Roger L'Estrange, "Lying Strange Roger." British Biography, vol. 6. p. 317. Granger's History of England, vol. 4. p. 70.— ED.
+ Burnet, vol. 2. p. 252. Rapin.
tories of this reign: for these exploits he was maintained by the court, and knighted: and yet when the tide turned in the reign of king James II. he forgot his raillery against the principles of the Nonconformists, and wrote as zealously for liberty of conscience, on the foot of the dispensing power, as any man in the kingdom.
But in answer to the invectives of this venal tribe, a pamphlet was published with the approbation of several ministers, entitled, The Principles and Practices of several Nonconformists, shewing that their religion is no other than what is professed in the church of England. The authors declare*, that they heartily own the Protestant reformation in doctrine, as contained in the articles of the church of England—that they are willing to embrace bishop Usher's model of church-government, which king Charles I. · admitted-they hold it unlawful, by the constitution and laws of this kingdom, for subjects to take arms against the king, his office, authority, or person, or those legally commissioned and authorized by him; nor will they endeavour any alteration in church or state by any other means than by prayer to God, and by petitioning their superiors-they acknowledge the king's supremacy over all persons, &c. within his dominions-they declare that their doctrine tends to no unquietness or confusion, any more than the doctrine of the church of England. And they think it not fair dealing in their adversaries, to repeat and aggravate all intemperate passages vented in the late times, when impetuous actings hurried men into extremities; and they apprehend it would not tend to the advantage of the conforming clergy, if collections should be published of all their imprudences and weaknesses, as has been done on the other side-they abhor seditious conventicles, and affirm, that insurrections were never contrived in their meetings, nor in any whereof they are conscious. Experience, say they, hath witnessed our peaceableness, and that disloyalty or sedition is not to be found among us, by the most inquisitive of our adversaries. They desire the church of England to take notice, that they have no mind to promote Popish designs; that they are aware of the advantage that Papists make of the divisions of Protestants-that the invectives thrown out against them are made up only of big and swelling words, or of the indiscretions of the few, with which they are not chargeable they do not pretend to be courtiers or philosophers, but they teach their people to fear God and honour the king; to love the brotherhood, to bridle their tongues, to be meek and lowly, and do their own work with quietness t
• To discredit Mr. Corbet's piece, Dr. Grey refers to Anthony Wood's character of him, as a preacher of sedition, and a vilifier of the king and his party. But with such writers every sentiment that does not breathe the spirit of passive obedience is seditious.
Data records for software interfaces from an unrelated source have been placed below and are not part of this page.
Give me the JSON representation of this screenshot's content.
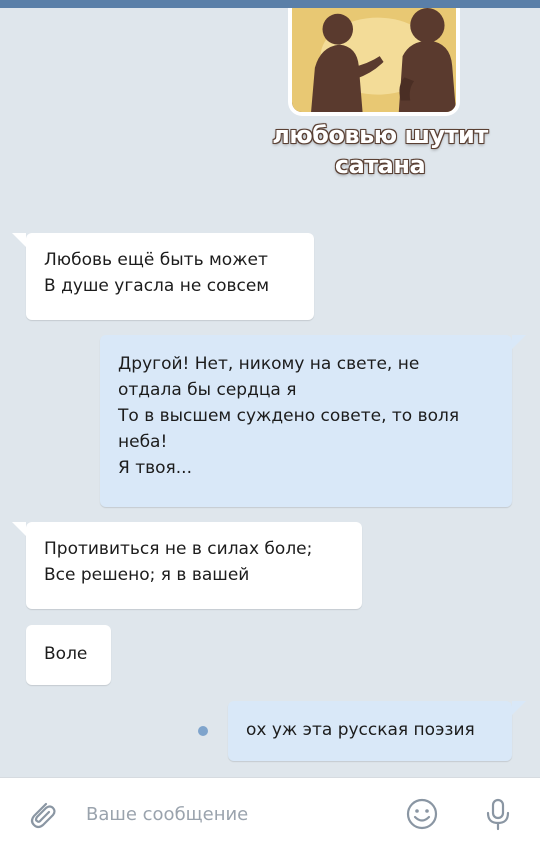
{
  "sticker": {
    "caption_lines": [
      "любовью шутит",
      "сатана"
    ]
  },
  "messages": [
    {
      "direction": "in",
      "lines": [
        "Любовь ещё быть может",
        "В душе угасла не совсем"
      ]
    },
    {
      "direction": "out",
      "lines": [
        "Другой! Нет, никому на свете, не",
        "отдала бы сердца я",
        "То в высшем суждено совете, то воля",
        "неба!",
        "Я твоя..."
      ]
    },
    {
      "direction": "in",
      "lines": [
        "Противиться не в силах боле;",
        "Все решено; я в вашей"
      ]
    },
    {
      "direction": "in",
      "lines": [
        "Воле"
      ]
    },
    {
      "direction": "out",
      "lines": [
        "ох уж эта русская поэзия"
      ]
    }
  ],
  "composer": {
    "placeholder": "Ваше сообщение",
    "icons": {
      "attach": "paperclip-icon",
      "emoji": "smiley-icon",
      "voice": "microphone-icon"
    }
  },
  "colors": {
    "background": "#dfe6ec",
    "incoming_bubble": "#ffffff",
    "outgoing_bubble": "#d9e8f8",
    "header_bar": "#5a7fa8",
    "unread_dot": "#7fa4cc"
  }
}
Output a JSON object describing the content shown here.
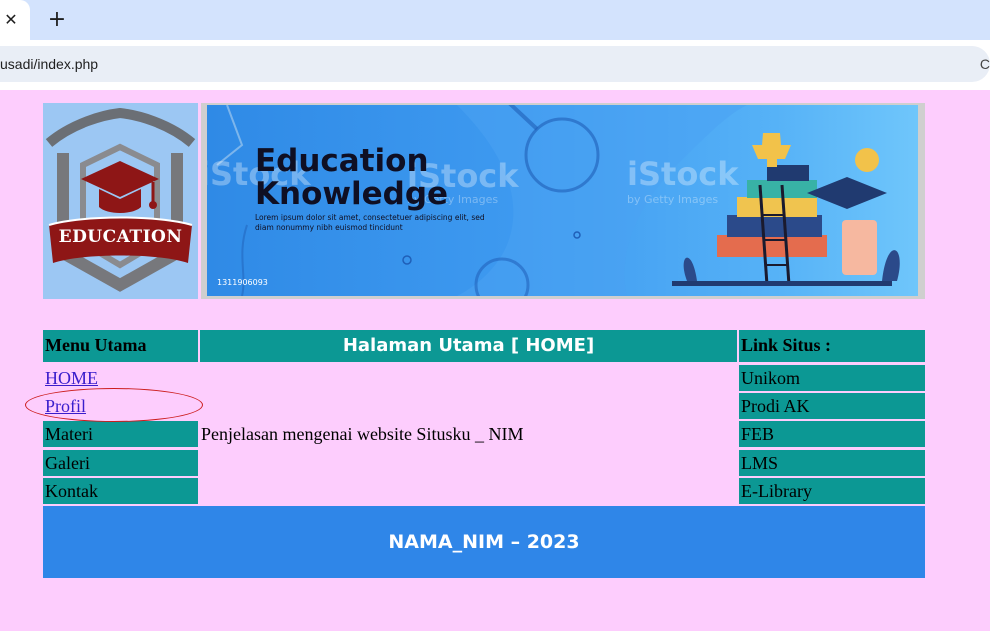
{
  "browser": {
    "tab_close_glyph": "✕",
    "new_tab_glyph": "+",
    "url": "usadi/index.php",
    "right_glyph": "C"
  },
  "colors": {
    "page_bg": "#fdcdfd",
    "teal": "#0c9894",
    "footer_blue": "#2f86e8",
    "link": "#3a1dcc",
    "annotation": "#cc1c1c"
  },
  "logo": {
    "text": "EDUCATION"
  },
  "banner": {
    "title_line1": "Education",
    "title_line2": "Knowledge",
    "description": "Lorem ipsum dolor sit amet, consectetuer adipiscing elit, sed diam nonummy nibh euismod tincidunt",
    "watermark": "iStock",
    "watermark_sub": "by Getty Images",
    "stock_code": "1311906093"
  },
  "menu": {
    "header": "Menu Utama",
    "items": [
      {
        "label": "HOME",
        "link": true
      },
      {
        "label": "Profil",
        "link": true
      },
      {
        "label": "Materi",
        "link": false
      },
      {
        "label": "Galeri",
        "link": false
      },
      {
        "label": "Kontak",
        "link": false
      }
    ]
  },
  "main": {
    "header": "Halaman Utama [ HOME]",
    "content": "Penjelasan mengenai website Situsku _ NIM"
  },
  "links": {
    "header": "Link Situs :",
    "items": [
      "Unikom",
      "Prodi AK",
      "FEB",
      "LMS",
      "E-Library"
    ]
  },
  "footer": {
    "text": "NAMA_NIM – 2023"
  }
}
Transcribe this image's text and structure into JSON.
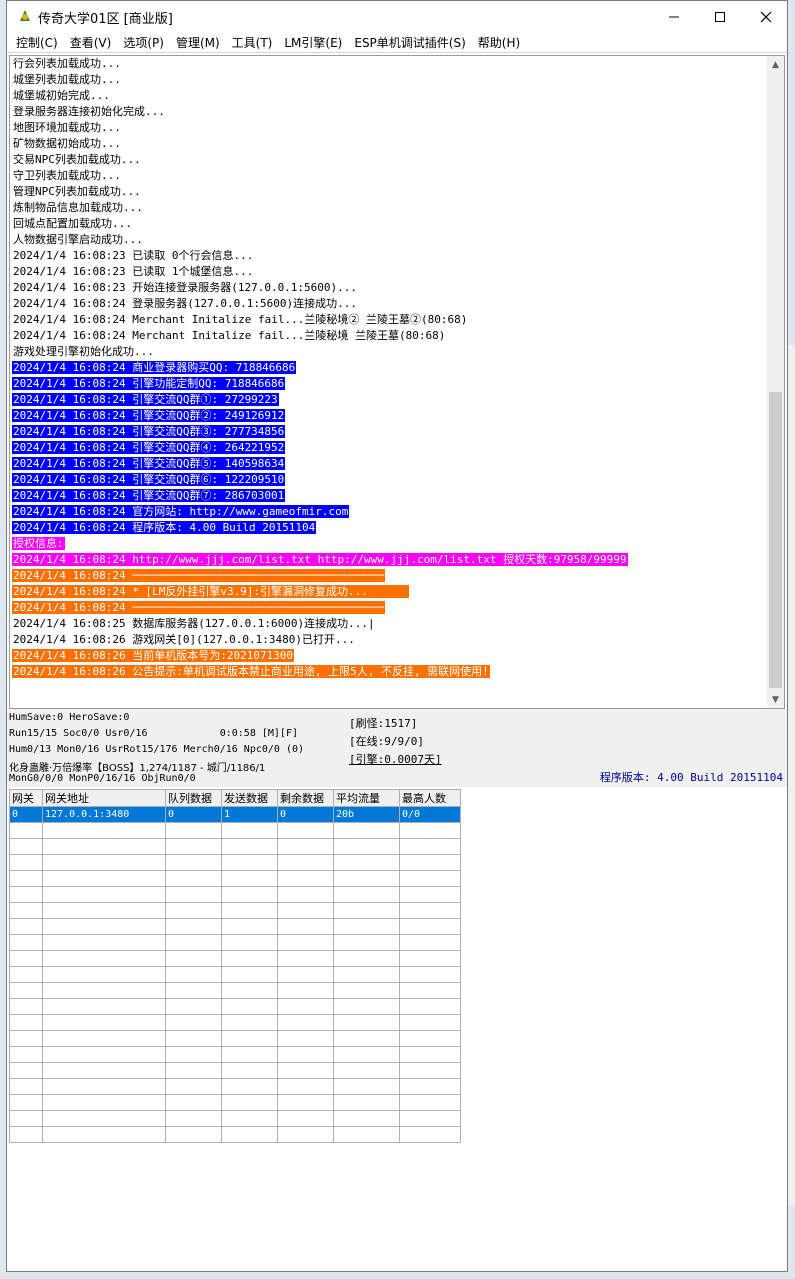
{
  "window": {
    "title": "传奇大学01区 [商业版]"
  },
  "menu": [
    "控制(C)",
    "查看(V)",
    "选项(P)",
    "管理(M)",
    "工具(T)",
    "LM引擎(E)",
    "ESP单机调试插件(S)",
    "帮助(H)"
  ],
  "log": [
    {
      "text": "行会列表加载成功...",
      "hl": ""
    },
    {
      "text": "城堡列表加载成功...",
      "hl": ""
    },
    {
      "text": "城堡城初始完成...",
      "hl": ""
    },
    {
      "text": "登录服务器连接初始化完成...",
      "hl": ""
    },
    {
      "text": "地图环境加载成功...",
      "hl": ""
    },
    {
      "text": "矿物数据初始成功...",
      "hl": ""
    },
    {
      "text": "交易NPC列表加载成功...",
      "hl": ""
    },
    {
      "text": "守卫列表加载成功...",
      "hl": ""
    },
    {
      "text": "管理NPC列表加载成功...",
      "hl": ""
    },
    {
      "text": "炼制物品信息加载成功...",
      "hl": ""
    },
    {
      "text": "回城点配置加载成功...",
      "hl": ""
    },
    {
      "text": "人物数据引擎启动成功...",
      "hl": ""
    },
    {
      "text": "2024/1/4 16:08:23 已读取 0个行会信息...",
      "hl": ""
    },
    {
      "text": "2024/1/4 16:08:23 已读取 1个城堡信息...",
      "hl": ""
    },
    {
      "text": "2024/1/4 16:08:23 开始连接登录服务器(127.0.0.1:5600)...",
      "hl": ""
    },
    {
      "text": "2024/1/4 16:08:24 登录服务器(127.0.0.1:5600)连接成功...",
      "hl": ""
    },
    {
      "text": "2024/1/4 16:08:24 Merchant Initalize fail...兰陵秘境② 兰陵王墓②(80:68)",
      "hl": ""
    },
    {
      "text": "2024/1/4 16:08:24 Merchant Initalize fail...兰陵秘境 兰陵王墓(80:68)",
      "hl": ""
    },
    {
      "text": "游戏处理引擎初始化成功...",
      "hl": ""
    },
    {
      "text": "2024/1/4 16:08:24 商业登录器购买QQ: 718846686",
      "hl": "blue"
    },
    {
      "text": "2024/1/4 16:08:24 引擎功能定制QQ: 718846686",
      "hl": "blue"
    },
    {
      "text": "2024/1/4 16:08:24 引擎交流QQ群①: 27299223",
      "hl": "blue"
    },
    {
      "text": "2024/1/4 16:08:24 引擎交流QQ群②: 249126912",
      "hl": "blue"
    },
    {
      "text": "2024/1/4 16:08:24 引擎交流QQ群③: 277734856",
      "hl": "blue"
    },
    {
      "text": "2024/1/4 16:08:24 引擎交流QQ群④: 264221952",
      "hl": "blue"
    },
    {
      "text": "2024/1/4 16:08:24 引擎交流QQ群⑤: 140598634",
      "hl": "blue"
    },
    {
      "text": "2024/1/4 16:08:24 引擎交流QQ群⑥: 122209510",
      "hl": "blue"
    },
    {
      "text": "2024/1/4 16:08:24 引擎交流QQ群⑦: 286703001",
      "hl": "blue"
    },
    {
      "text": "2024/1/4 16:08:24 官方网站: http://www.gameofmir.com",
      "hl": "blue"
    },
    {
      "text": "2024/1/4 16:08:24 程序版本: 4.00 Build 20151104",
      "hl": "blue"
    },
    {
      "text": "授权信息:",
      "hl": "magenta"
    },
    {
      "text": "2024/1/4 16:08:24 http://www.jjj.com/list.txt http://www.jjj.com/list.txt 授权天数:97958/99999",
      "hl": "magenta"
    },
    {
      "text": "2024/1/4 16:08:24 ──────────────────────────────────────",
      "hl": "orange"
    },
    {
      "text": "2024/1/4 16:08:24 * [LM反外挂引擎v3.9]:引擎漏洞修复成功...      ",
      "hl": "orange"
    },
    {
      "text": "2024/1/4 16:08:24 ──────────────────────────────────────",
      "hl": "orange"
    },
    {
      "text": "2024/1/4 16:08:25 数据库服务器(127.0.0.1:6000)连接成功...|",
      "hl": ""
    },
    {
      "text": "2024/1/4 16:08:26 游戏网关[0](127.0.0.1:3480)已打开...",
      "hl": ""
    },
    {
      "text": "2024/1/4 16:08:26 当前单机版本号为:2021071300",
      "hl": "orange"
    },
    {
      "text": "2024/1/4 16:08:26 公告提示:单机调试版本禁止商业用途, 上限5人, 不反挂, 需联网使用!",
      "hl": "orange"
    }
  ],
  "status": {
    "line1": "HumSave:0 HeroSave:0",
    "line2": "Run15/15 Soc0/0 Usr0/16            0:0:58 [M][F]",
    "line3": "Hum0/13 Mon0/16 UsrRot15/176 Merch0/16 Npc0/0 (0)",
    "line4": "化身蛊雕·万倍爆率【BOSS】1,274/1187 - 城门/1186/1",
    "line5": "MonG0/0/0 MonP0/16/16 ObjRun0/0",
    "refresh": "[刷怪:1517]",
    "online": "[在线:9/9/0]",
    "engine": "[引擎:0.0007天]",
    "version": "程序版本: 4.00 Build 20151104"
  },
  "gate_table": {
    "headers": [
      "网关",
      "网关地址",
      "队列数据",
      "发送数据",
      "剩余数据",
      "平均流量",
      "最高人数"
    ],
    "row": [
      "0",
      "127.0.0.1:3480",
      "0",
      "1",
      "0",
      "20b",
      "0/0"
    ]
  }
}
Besides, Mr. Corbet's vindication turned on notorious facts.-ED. On the 15th of January, 1675-6, died Dorothy the wife of Richard Cromwell, in the forty-ninth year of her age; who, it is thought, never saw her husband after he retired into France. She was the daughter of Richard Major, esq. of Hursly in Hampshire, where she was married on the 1st of May 1619. The cha